Martina McBride has been knocking out hit records for the last two decades, starting in the golden era of powerhouse country singers alongside Shania Twain and Faith Hill and Reba McEntire. But it was still difficult to break into the brutally competitive genre.
“It was a lot of two steps forward, one step back for a long time,” McBride, 49, said recently by phone. Her record label went through three singles that struggled before “My Baby Loves Me” topped the charts in 1993. “A lot of hard work went into it. From a lot of people, not just me.”
Labels today might not be so patient, even for a renowned singer. Thus the beauty of Nash Icon, a Big Machine Record Group-owned label that launched two years ago and partnered with Cumulus radio stations, ensuring veteran country artists can still get exposure and spins in a market that favors newer singers. McBride signed with the label in December 2014, along with artists including Hank Williams Jr., Ronnie Dunn and her close friend Reba.
On Friday, McBride will release “Reckless,” her 13th album and first with Nash Icon, a process that she says involved “no pressure or rush.” Co-produced by Nashville uber-producers Nathan Chapman and Dann Huff, it’s McBride’s first collection of original music in almost five years. Her album “Everlasting” in 2014 — the first independent album by a female artist to debut at No. 1 on the Billboard country album chart — solely covered R&B classics.
For her latest project, McBride said she wanted the process to be “old school”; instead of co-writing the tracks, she sifted through hundreds of songs submitted to her by Nashville’s songwriting community. The 10 tracks she chose are classic McBride, showing off her vocals with a mix of soaring empowerment jams (“Diamond,” with Keith Urban on vocals); serene, piano-driven slow songs (“We’ll Pick Up Where We Left Off”); and defiant tunes about making it through any horrible situation (“It Ain’t Pretty.”)

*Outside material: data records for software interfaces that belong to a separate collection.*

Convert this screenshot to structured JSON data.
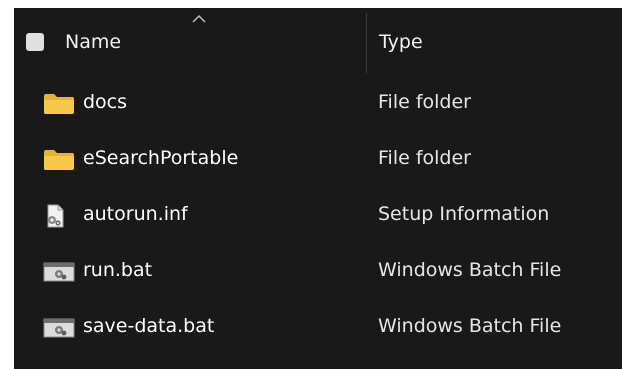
{
  "header": {
    "name_label": "Name",
    "type_label": "Type",
    "sort_indicator_icon": "chevron-up-icon"
  },
  "files": [
    {
      "name": "docs",
      "type": "File folder",
      "icon": "folder-icon"
    },
    {
      "name": "eSearchPortable",
      "type": "File folder",
      "icon": "folder-icon"
    },
    {
      "name": "autorun.inf",
      "type": "Setup Information",
      "icon": "setup-info-file-icon"
    },
    {
      "name": "run.bat",
      "type": "Windows Batch File",
      "icon": "batch-file-icon"
    },
    {
      "name": "save-data.bat",
      "type": "Windows Batch File",
      "icon": "batch-file-icon"
    }
  ],
  "colors": {
    "background": "#191919",
    "text": "#ffffff",
    "folder": "#f8c948"
  }
}
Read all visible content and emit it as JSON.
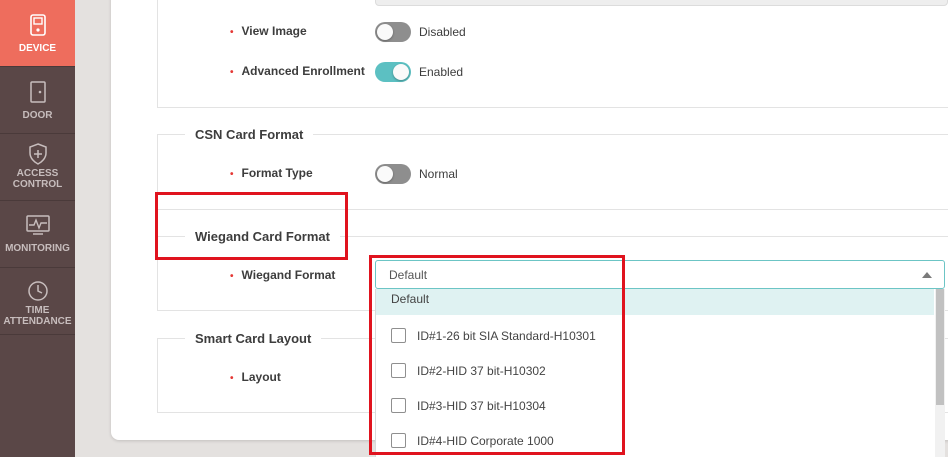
{
  "sidebar": {
    "items": [
      {
        "label": "DEVICE",
        "icon": "device-icon",
        "active": true
      },
      {
        "label": "DOOR",
        "icon": "door-icon",
        "active": false
      },
      {
        "label_line1": "ACCESS",
        "label_line2": "CONTROL",
        "icon": "shield-plus-icon",
        "active": false
      },
      {
        "label": "MONITORING",
        "icon": "monitor-pulse-icon",
        "active": false
      },
      {
        "label_line1": "TIME",
        "label_line2": "ATTENDANCE",
        "icon": "clock-icon",
        "active": false
      }
    ]
  },
  "fields": {
    "view_image": {
      "label": "View Image",
      "state": "Disabled"
    },
    "advanced_enrollment": {
      "label": "Advanced Enrollment",
      "state": "Enabled"
    }
  },
  "sections": {
    "csn": {
      "title": "CSN Card Format",
      "format_type_label": "Format Type",
      "format_type_value": "Normal"
    },
    "wiegand": {
      "title": "Wiegand Card Format",
      "format_label": "Wiegand Format",
      "selected": "Default"
    },
    "smart": {
      "title": "Smart Card Layout",
      "layout_label": "Layout"
    }
  },
  "dropdown": {
    "default_option": "Default",
    "options": [
      "ID#1-26 bit SIA Standard-H10301",
      "ID#2-HID 37 bit-H10302",
      "ID#3-HID 37 bit-H10304",
      "ID#4-HID Corporate 1000"
    ]
  },
  "colors": {
    "sidebar": "#5a4747",
    "active_nav": "#ee6d5d",
    "toggle_on": "#5cc0c2",
    "required": "#e53935",
    "highlight": "#e0131e"
  }
}
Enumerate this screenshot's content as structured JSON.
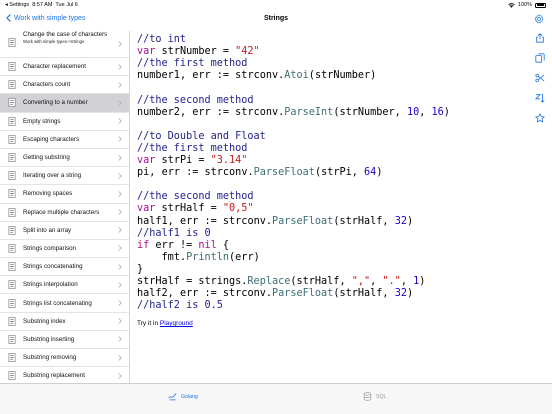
{
  "status": {
    "time": "8:57 AM",
    "date": "Tue Jul 6",
    "back_app": "◂ Settings",
    "battery": "100%"
  },
  "nav": {
    "back_label": "Work with simple types",
    "title": "Strings"
  },
  "sidebar": {
    "first_item": {
      "label": "Change the case of characters",
      "sublabel": "Work with simple types->Strings"
    },
    "items": [
      "Character replacement",
      "Characters count",
      "Converting to a number",
      "Empty strings",
      "Escaping characters",
      "Getting substring",
      "Iterating over a string",
      "Removing spaces",
      "Replace multiple characters",
      "Split into an array",
      "Strings comparison",
      "Strings concatenating",
      "Strings interpolation",
      "Strings list concatenating",
      "Substring index",
      "Substring inserting",
      "Substring removing",
      "Substring replacement"
    ],
    "selected_index": 2
  },
  "code_lines": [
    "//to int",
    "var strNumber = \"42\"",
    "//the first method",
    "number1, err := strconv.Atoi(strNumber)",
    "",
    "//the second method",
    "number2, err := strconv.ParseInt(strNumber, 10, 16)",
    "",
    "//to Double and Float",
    "//the first method",
    "var strPi = \"3.14\"",
    "pi, err := strconv.ParseFloat(strPi, 64)",
    "",
    "//the second method",
    "var strHalf = \"0,5\"",
    "half1, err := strconv.ParseFloat(strHalf, 32)",
    "//half1 is 0",
    "if err != nil {",
    "    fmt.Println(err)",
    "}",
    "strHalf = strings.Replace(strHalf, \",\", \".\", 1)",
    "half2, err := strconv.ParseFloat(strHalf, 32)",
    "//half2 is 0.5"
  ],
  "try": {
    "prefix": "Try it in",
    "link": "Playground"
  },
  "tabs": [
    {
      "label": "Golang",
      "active": true
    },
    {
      "label": "SQL",
      "active": false
    }
  ],
  "colors": {
    "accent": "#1a73e8",
    "selected_row": "#d1d1d6",
    "keyword": "#a90d91",
    "comment": "#23238b",
    "string": "#c41a16",
    "number": "#1c00cf"
  }
}
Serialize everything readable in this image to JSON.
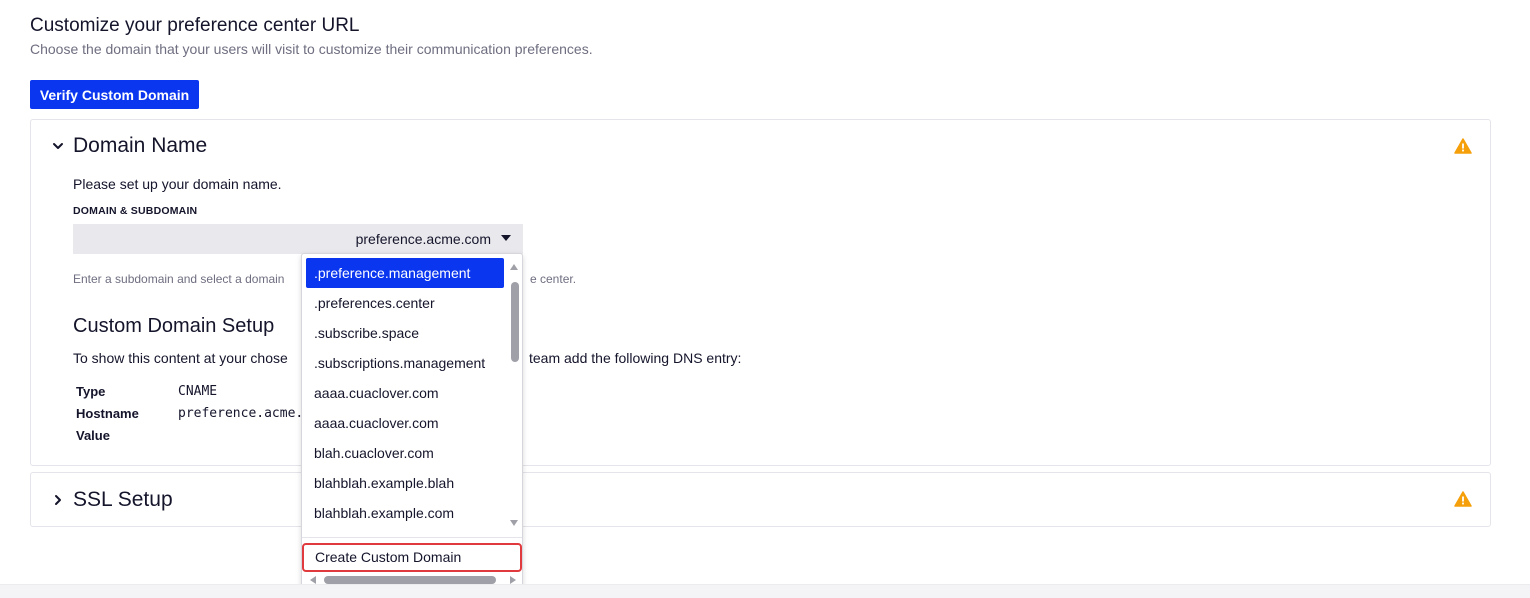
{
  "header": {
    "title": "Customize your preference center URL",
    "subtitle": "Choose the domain that your users will visit to customize their communication preferences."
  },
  "verify_button": {
    "label": "Verify Custom Domain"
  },
  "domain_panel": {
    "title": "Domain Name",
    "status_icon": "warning-icon",
    "info": "Please set up your domain name.",
    "field_label": "DOMAIN & SUBDOMAIN",
    "selected_value": "preference.acme.com",
    "help_text_left": "Enter a subdomain and select a domain",
    "help_text_right": "e center.",
    "setup": {
      "title": "Custom Domain Setup",
      "description_left": "To show this content at your chose",
      "description_right": "team add the following DNS entry:",
      "rows": [
        {
          "label": "Type",
          "value": "CNAME"
        },
        {
          "label": "Hostname",
          "value": "preference.acme."
        },
        {
          "label": "Value",
          "value": ""
        }
      ]
    }
  },
  "ssl_panel": {
    "title": "SSL Setup",
    "status_icon": "warning-icon"
  },
  "dropdown": {
    "options": [
      ".preference.management",
      ".preferences.center",
      ".subscribe.space",
      ".subscriptions.management",
      "aaaa.cuaclover.com",
      "aaaa.cuaclover.com",
      "blah.cuaclover.com",
      "blahblah.example.blah",
      "blahblah.example.com"
    ],
    "selected_index": 0,
    "create_label": "Create Custom Domain"
  },
  "colors": {
    "accent": "#0a36f0",
    "warning": "#f5a00a",
    "highlight_border": "#e03a3e"
  }
}
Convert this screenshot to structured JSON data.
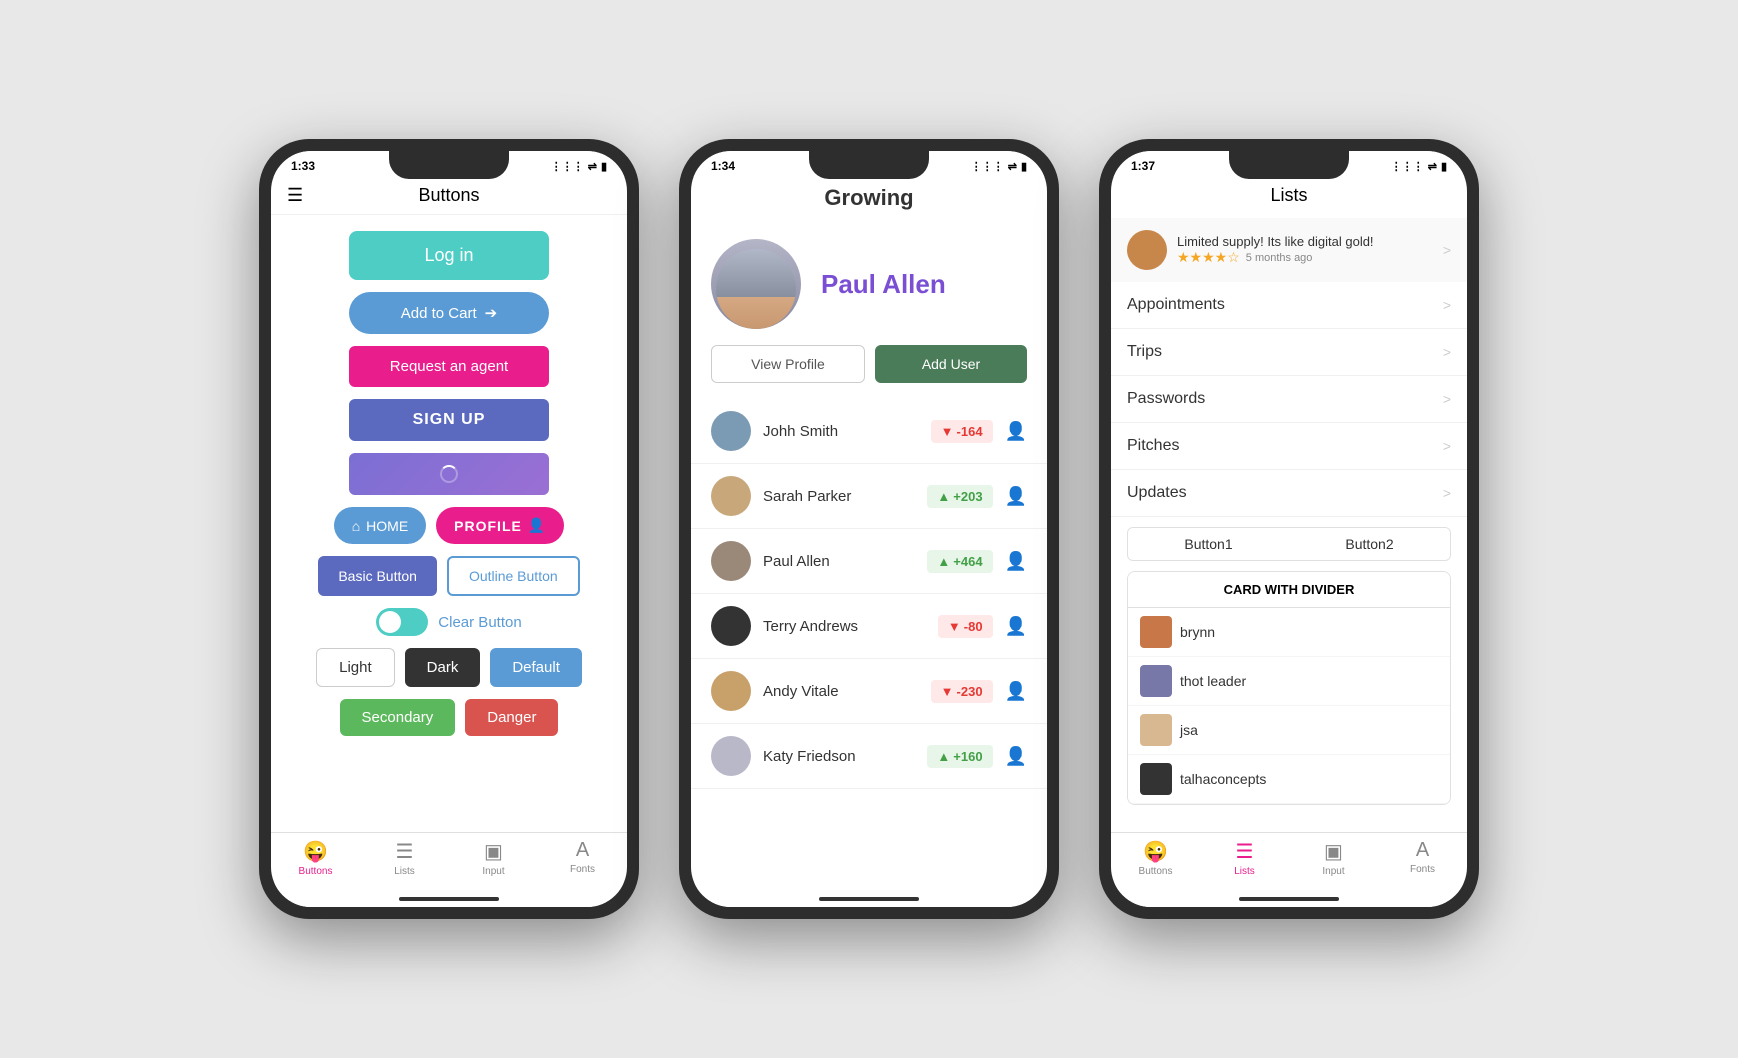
{
  "phone1": {
    "time": "1:33",
    "title": "Buttons",
    "buttons": {
      "login": "Log in",
      "addcart": "Add to Cart",
      "agent": "Request an agent",
      "signup": "SIGN UP",
      "home": "HOME",
      "profile": "PROFILE",
      "basic": "Basic Button",
      "outline": "Outline Button",
      "clear": "Clear Button",
      "light": "Light",
      "dark": "Dark",
      "default": "Default",
      "secondary": "Secondary",
      "danger": "Danger"
    },
    "tabs": [
      "Buttons",
      "Lists",
      "Input",
      "Fonts"
    ]
  },
  "phone2": {
    "time": "1:34",
    "app_title": "Growing",
    "user_name": "Paul Allen",
    "view_profile": "View Profile",
    "add_user": "Add User",
    "list_items": [
      {
        "name": "Johh Smith",
        "score": "-164",
        "type": "negative"
      },
      {
        "name": "Sarah Parker",
        "score": "+203",
        "type": "positive"
      },
      {
        "name": "Paul Allen",
        "score": "+464",
        "type": "positive"
      },
      {
        "name": "Terry Andrews",
        "score": "-80",
        "type": "negative"
      },
      {
        "name": "Andy Vitale",
        "score": "-230",
        "type": "negative"
      },
      {
        "name": "Katy Friedson",
        "score": "+160",
        "type": "positive"
      }
    ]
  },
  "phone3": {
    "time": "1:37",
    "title": "Lists",
    "review_text": "Limited supply! Its like digital gold!",
    "review_time": "5 months ago",
    "review_stars": "★★★★☆",
    "list_rows": [
      "Appointments",
      "Trips",
      "Passwords",
      "Pitches",
      "Updates"
    ],
    "tab1": "Button1",
    "tab2": "Button2",
    "card_title": "CARD WITH DIVIDER",
    "card_items": [
      "brynn",
      "thot leader",
      "jsa",
      "talhaconcepts"
    ],
    "tabs": [
      "Buttons",
      "Lists",
      "Input",
      "Fonts"
    ]
  },
  "avatar_colors": {
    "johh": "#7b9bb5",
    "sarah": "#c8a87a",
    "paul": "#9a8878",
    "terry": "#333333",
    "andy": "#c8a06a",
    "katy": "#b8b8c8",
    "review": "#c8874a",
    "brynn": "#c87848",
    "thot": "#7878a8",
    "jsa": "#d8b890",
    "talha": "#333333"
  }
}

She also references some more contemporary issues when she takes on social media in “The Real Thing” (written by Ivy Walker, Sophie Walker, Hailey Whitters and Adam Wright): “Virtual friends, reality shows, put a filter on it so nobody knows — it ain’t the real thing,” McBride sings. “We’ve got cyber clouds and digital streams, sometimes I gotta shut it down.”
Despite the frustration of living life through a filter, McBride is a savvy social media user: Last spring, she was one of the first stars to speak out about the viral “Saladgate” scandal, when a radio consultant said to get better ratings, country stations should only play female artists no more than 15 percent of the time. Comparing country radio to salad, he said, “The lettuce is Luke Bryan and Blake Shelton, Keith Urban and artists like that. The tomatoes of our salad are the females.”
McBride’s Facebook post started with “Wow. … just wow.” She talked on TV about the danger of that type of gendered thinking: If labels think radio won’t play women, they won’t sign female artists, and it becomes a self-fulfilling prophecy. She quickly followed with her own “Tomato Lover” T-shirts.
A year later, McBride says she thinks the dust-up ultimately brought awareness to a big problem in the genre, which has always been tougher for women.
“I think it got a lot of attention focused on something that frankly the audience probably knows nothing about, which is the fact that there are gatekeepers at radio and people that consult and decide what gets played,” McBride said. “I don’t think people were really aware of that. … I don’t know if it’s helped or not helped, but we do have some more females getting some airplay on the radio than there was a year ago.”
Thankfully, the gatekeepers don’t control every aspect of the industry — especially for a label such as Nash Icon, willing to take chances on songs that don’t blow up the radio charts.
“Radio’s still very important, but there are a lot of other ways to get your music heard,” McBride said. “It’s a different kind of world now for sure.”